### Records shown
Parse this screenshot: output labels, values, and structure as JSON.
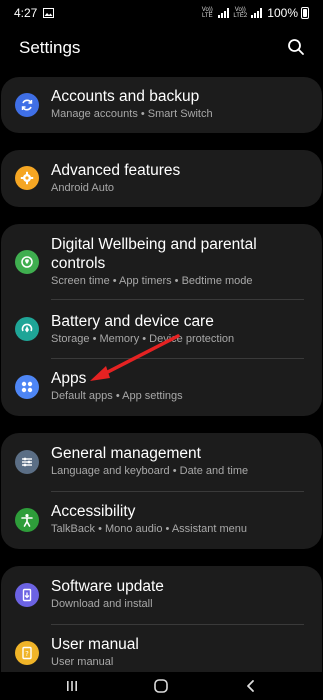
{
  "status": {
    "time": "4:27",
    "net1": "Vo)) LTE",
    "net2": "Vo)) LTE2",
    "battery": "100%"
  },
  "header": {
    "title": "Settings"
  },
  "items": {
    "accounts": {
      "title": "Accounts and backup",
      "subtitle": "Manage accounts  •  Smart Switch",
      "color": "#3f6fe6"
    },
    "advanced": {
      "title": "Advanced features",
      "subtitle": "Android Auto",
      "color": "#f5a623"
    },
    "wellbeing": {
      "title1": "Digital Wellbeing and parental",
      "title2": "controls",
      "subtitle": "Screen time  •  App timers  •  Bedtime mode",
      "color": "#3fae4f"
    },
    "battery": {
      "title": "Battery and device care",
      "subtitle": "Storage  •  Memory  •  Device protection",
      "color": "#1fa597"
    },
    "apps": {
      "title": "Apps",
      "subtitle": "Default apps  •  App settings",
      "color": "#4e86f5"
    },
    "general": {
      "title": "General management",
      "subtitle": "Language and keyboard  •  Date and time",
      "color": "#5b6e85"
    },
    "accessibility": {
      "title": "Accessibility",
      "subtitle": "TalkBack  •  Mono audio  •  Assistant menu",
      "color": "#2e9d3a"
    },
    "software": {
      "title": "Software update",
      "subtitle": "Download and install",
      "color": "#6c63e3"
    },
    "manual": {
      "title": "User manual",
      "subtitle": "User manual",
      "color": "#f0b428"
    }
  },
  "annotation": {
    "arrow_color": "#e52222"
  }
}
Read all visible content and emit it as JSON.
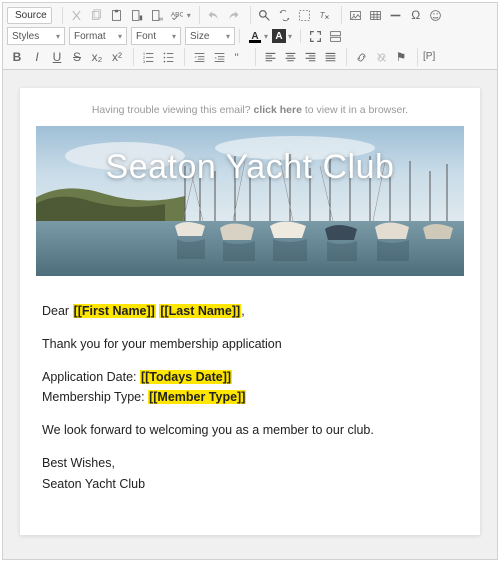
{
  "toolbar": {
    "source_label": "Source",
    "styles_label": "Styles",
    "format_label": "Format",
    "font_label": "Font",
    "size_label": "Size",
    "txtcolor_A": "A",
    "bgcolor_A": "A",
    "bold": "B",
    "italic": "I",
    "underline": "U",
    "strike": "S",
    "sub": "x₂",
    "sup": "x²",
    "omega": "Ω",
    "pilcrow": "¶",
    "flag": "⚑",
    "placeholder": "[P]"
  },
  "email": {
    "preheader_prefix": "Having trouble viewing this email? ",
    "preheader_link": "click here",
    "preheader_suffix": " to view it in a browser.",
    "hero_title": "Seaton Yacht Club",
    "greeting_prefix": "Dear ",
    "token_first": "[[First Name]]",
    "token_last": "[[Last Name]]",
    "greeting_suffix": ",",
    "line_thanks": "Thank you for your membership application",
    "app_date_label": "Application Date: ",
    "token_date": "[[Todays Date]]",
    "mem_type_label": "Membership Type: ",
    "token_mtype": "[[Member Type]]",
    "line_welcome": "We look forward to welcoming you as a member to our club.",
    "sig1": "Best Wishes,",
    "sig2": "Seaton Yacht Club"
  }
}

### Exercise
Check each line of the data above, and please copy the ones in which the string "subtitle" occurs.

### Exercise result
      "subtitle": "Manage accounts  •  Smart Switch",
      "subtitle": "Android Auto",
      "subtitle": "Screen time  •  App timers  •  Bedtime mode",
      "subtitle": "Storage  •  Memory  •  Device protection",
      "subtitle": "Default apps  •  App settings",
      "subtitle": "Language and keyboard  •  Date and time",
      "subtitle": "TalkBack  •  Mono audio  •  Assistant menu",
      "subtitle": "Download and install",
      "subtitle": "User manual",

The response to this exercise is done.